In Lancaster City, there is a network of churches and community agencies that make sure there are free options for breakfast, lunch and dinner every day of the week. These meals are a blessing for those who are homeless and/or experiencing food insecurity, and many folks depend on those meals for their food each day.
When COVID hit, some churches were left scrambling to determine how and if they could continue to provide this important service. Sit-down meals were no longer an option, and many churches relied on older or at risk volunteers to prepare and serve. One congregation in particular could not find a way to make their distributions work, and had to shut down their meals on Tuesday evenings and Saturday mornings.

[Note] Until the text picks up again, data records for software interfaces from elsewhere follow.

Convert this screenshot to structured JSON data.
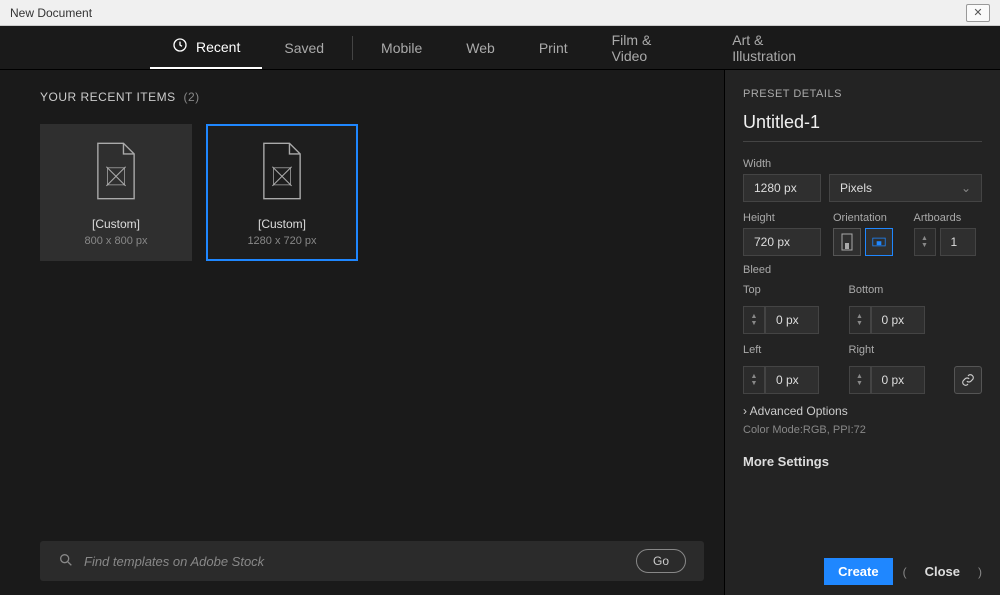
{
  "titlebar": {
    "title": "New Document"
  },
  "tabs": {
    "recent": "Recent",
    "saved": "Saved",
    "mobile": "Mobile",
    "web": "Web",
    "print": "Print",
    "film": "Film & Video",
    "art": "Art & Illustration"
  },
  "recent": {
    "heading": "YOUR RECENT ITEMS",
    "count": "(2)",
    "items": [
      {
        "title": "[Custom]",
        "sub": "800 x 800 px"
      },
      {
        "title": "[Custom]",
        "sub": "1280 x 720 px"
      }
    ]
  },
  "search": {
    "placeholder": "Find templates on Adobe Stock",
    "go": "Go"
  },
  "preset": {
    "heading": "PRESET DETAILS",
    "name": "Untitled-1",
    "width_label": "Width",
    "width_value": "1280 px",
    "unit": "Pixels",
    "height_label": "Height",
    "height_value": "720 px",
    "orientation_label": "Orientation",
    "artboards_label": "Artboards",
    "artboards_value": "1",
    "bleed_label": "Bleed",
    "top_label": "Top",
    "top_value": "0 px",
    "bottom_label": "Bottom",
    "bottom_value": "0 px",
    "left_label": "Left",
    "left_value": "0 px",
    "right_label": "Right",
    "right_value": "0 px",
    "advanced": "Advanced Options",
    "mode": "Color Mode:RGB, PPI:72",
    "more": "More Settings"
  },
  "footer": {
    "create": "Create",
    "close": "Close"
  }
}
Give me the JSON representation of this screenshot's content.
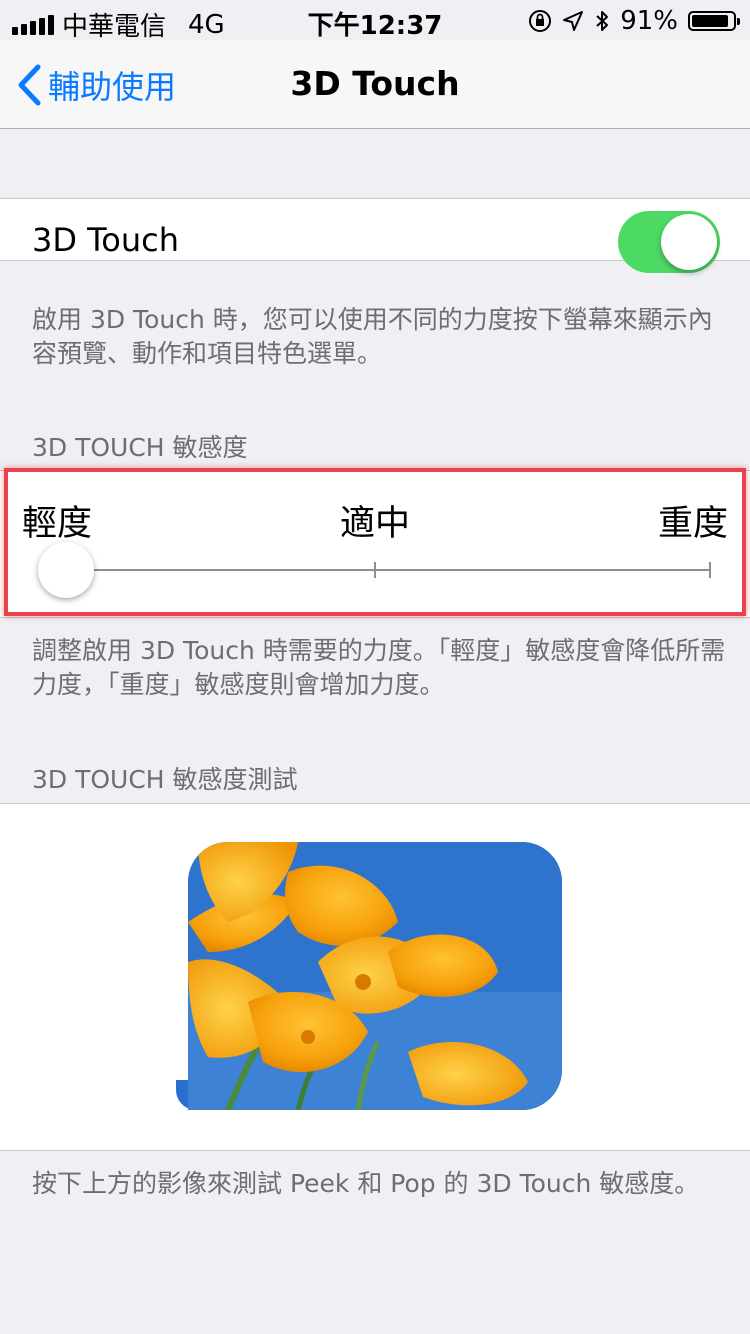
{
  "status_bar": {
    "carrier": "中華電信",
    "network": "4G",
    "time": "下午12:37",
    "battery": "91%",
    "battery_level": 0.91
  },
  "nav": {
    "back_label": "輔助使用",
    "title": "3D Touch"
  },
  "toggle": {
    "label": "3D Touch",
    "on": true,
    "color": "#4cd964"
  },
  "toggle_footer": "啟用 3D Touch 時，您可以使用不同的力度按下螢幕來顯示內容預覽、動作和項目特色選單。",
  "sensitivity": {
    "header": "3D TOUCH 敏感度",
    "labels": [
      "輕度",
      "適中",
      "重度"
    ],
    "selected": "輕度",
    "footer": "調整啟用 3D Touch 時需要的力度。「輕度」敏感度會降低所需力度，「重度」敏感度則會增加力度。"
  },
  "test": {
    "header": "3D TOUCH 敏感度測試",
    "footer": "按下上方的影像來測試 Peek 和 Pop 的 3D Touch 敏感度。"
  },
  "colors": {
    "accent": "#0a7aff",
    "highlight": "#e8434c",
    "background": "#efeff4"
  }
}
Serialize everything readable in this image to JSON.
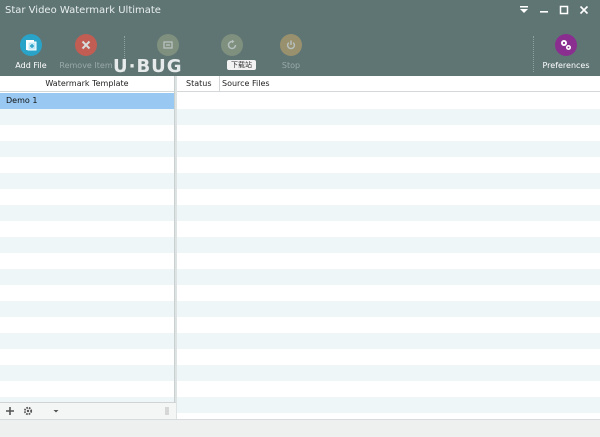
{
  "window": {
    "title": "Star Video Watermark Ultimate",
    "controls": [
      "menu",
      "minimize",
      "maximize",
      "close"
    ]
  },
  "toolbar": {
    "buttons": [
      {
        "label": "Add File",
        "icon": "add-file-icon",
        "enabled": true
      },
      {
        "label": "Remove Item",
        "icon": "remove-item-icon",
        "enabled": false
      },
      {
        "label": "",
        "icon": "output-icon",
        "enabled": false
      },
      {
        "label": "",
        "icon": "refresh-icon",
        "enabled": false
      },
      {
        "label": "Stop",
        "icon": "stop-icon",
        "enabled": false
      },
      {
        "label": "Preferences",
        "icon": "gears-icon",
        "enabled": true
      }
    ],
    "watermark_badge": "下载站",
    "logo_text": "U·BUG"
  },
  "left_panel": {
    "header": "Watermark Template",
    "templates": [
      {
        "name": "Demo 1",
        "selected": true
      }
    ]
  },
  "right_panel": {
    "columns": [
      "Status",
      "Source Files"
    ],
    "rows": []
  },
  "colors": {
    "toolbar_bg": "#5f7574",
    "selection": "#99c9f2",
    "stripe": "#eef6f7",
    "add_icon": "#2aa3c8",
    "remove_icon": "#e25547",
    "preferences_icon": "#8a2f8f"
  }
}
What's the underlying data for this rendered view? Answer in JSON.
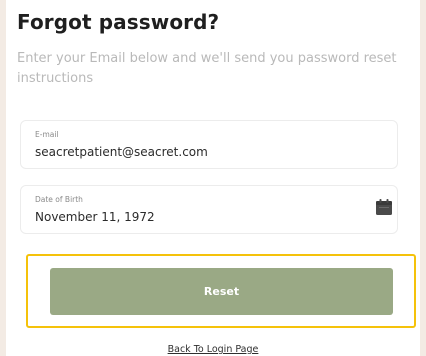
{
  "header": {
    "title": "Forgot password?",
    "subtitle": "Enter your Email below and we'll send you password reset instructions"
  },
  "form": {
    "email": {
      "label": "E-mail",
      "value": "seacretpatient@seacret.com"
    },
    "dob": {
      "label": "Date of Birth",
      "value": "November 11, 1972",
      "icon": "calendar-icon"
    },
    "reset_label": "Reset",
    "back_link_label": "Back To Login Page"
  },
  "colors": {
    "background": "#f3ebe4",
    "button": "#9aa985",
    "highlight": "#f5c20a"
  }
}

Folks at Lancaster Moravian, along with some other community partners, immediately agreed to step into the gap and provide grab-and-go meal bags during this time. Beginning in mid-March, we have distributed, on average, 125 meals each Tuesday and Saturday to folks in the community. By the end of July, we reached 5,000 meals served.
Currently, our Tuesday meals are provided by the Commons Company, a small conglomerate of restaurants and cafes that work with the Parish Resource Center in Lancaster. These meals include a turkey or ham and cheese sandwich, applesauce, a bag of chips, a sweet snack and a bottle of water. Additionally, Nissin Foods has donated two pallets of Cup O’ Noodles for us to distribute. We always keep a few nonperishable bags on hand, which include tuna packets instead of sandwiches. Meals are distributed by Lancaster Moravian Church members from tables in front of our building.
Our Saturday meals are provided by donations of items and dollars, and are packed by church volunteers and staff each week. Early on in the distribution, we received a donation of 20 cases of institutional-sized cereal boxes from Kellogg’s; that carried us through several weeks of breakfast bags. We also received a small grant from the Lancaster County Community Foundation to cover costs of food and paper products. The local food hub occasionally has items that we can use for our distributions as well, but most come through private donations that are often used to place orders picked up from various locations by Pastor Mandy or other volunteers.
Breakfast bags include a Ziploc bag of cereal, a bowl, spoon and napkin, a piece of fresh fruit or an applesauce cup, a granola bar and a breakfast cookie/biscuit. We also offer do-it-yourself PB&J bags that include two slices of bread, a pack of jelly, a pack of peanut butter, a napkin and a plastic knife. Drinks to go with breakfast include a juice box and milk.
We have had a few donations of hand sanitizer, one from a local distillery and one from a private donor, that we have been able to share with our folks. We have also received several donations of masks, so that we can make sure anyone who wants or needs a mask receives one.
We give out information sheets in both English and Spanish that alert folks to where the community meals are each day, and give the facts about the COVID-19 virus, testing and how to stay as safe as possible. We also have given out coloring sheets and crayons and, within the next couple of weeks, we will offer toiletry bags that include shampoo, conditioner, soap and lotion.
We have developed meaningful relationships with so many of the people who come and receive food as well as our volunteers. We have also worked with a few of the individuals on outside supports and resources; for example, we helped a person get his unemployment situation taken care of, which will allow him to get off the streets.
We have a core group of four volunteers who are at almost every distribution, and several others who come periodically. This has allowed us to connect more deeply and learn persons’ names and stories. We are committed to continuing this ministry until Covid restrictions allow for folks to gather indoors for meals, or until the church we are standing in the gap for is ready to return. While people have been exceedingly generous, the longer we serve the more of an expense the ministry becomes. We often place requests on Facebook for our most needed items, like cereal, juice boxes, applesauce cups, bottled water, granola bars, hand sanitizer and the like. These are helpful, and the monetary donations help us to purchase the other items needed.
We have been blessed immensely by this ministry and feel God’s yes and amen over and over to our faithfulness in it! I could tell you story after story about where we have seen God’s hope during this time, because, as you will see emblazoned on the shirts of or food distribution volunteers, HOPE WILL NOT BE CANCELLED.
The Rev. Mandy Mastros is pastor of Lancaster Moravian Church in Lancaster, Pennsylvania.